PN: First, we need to run experiments at larger scales. Testing new ideas in a few villages, run by an NGO, is a great start, but it’s not always an accurate to guide to how an intervention will perform when a government tries to deliver it nation-wide, or how doing something at that scale will affect the broader economy (what we call “general equilibrium effects”). I’ve written about this recently with Karthik Muralidharan based on some of our recent experiences running large-scale evaluations in India.
Second, we need to measure value created for the poor. RCTs tell us how an intervention changes “outcomes,” but not how valuable those outcomes are. That’s fine if you want to assign your own values to outcomes—I could be an education guy, say, and care only about years of formal schooling. But if we care at all about the values and priorities of the poor themselves, we need a different approach. One simple step is to ask people how much money an intervention is worth to them—what economists call their “willingness to pay.” If we’re spending $100 on a program, we’d hope it’s worth at least that much to the beneficiary. If not, begs the question why we don’t just give them the money.
JC: What can people do to help?
PN: Lots of things. Here are a few:
- Set up a recurring donation, preferably to the basic income project. Worst case scenario your money will make life much better for someone in extreme poverty; best case, it will also generate evidence that redefines anti-poverty policy.
- Follow ten recipients on GDLive. Share things they say that you find interesting. Give us feedback on the experience (which is very beta).
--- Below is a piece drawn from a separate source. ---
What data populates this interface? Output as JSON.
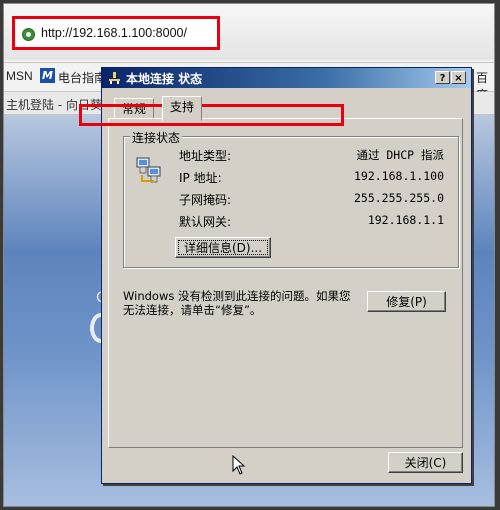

- Ask five friends whether they give money to poor people. Find out what they think and why. Share the evidence and information we’ve published and then give us feedback—what was helpful? What was missing?
- Ask other charities to publish the experimental evidence on their interventions prominently on their websites, and to explain why they are confident that they can add more value for the poor by spending money on their behalf than the poor could create for themselves if they had the money. Some do! But we need to create a world where simply publishing a few “success stories” doesn’t cut it any more.
Related post: Interview with Food for the Hungry CIO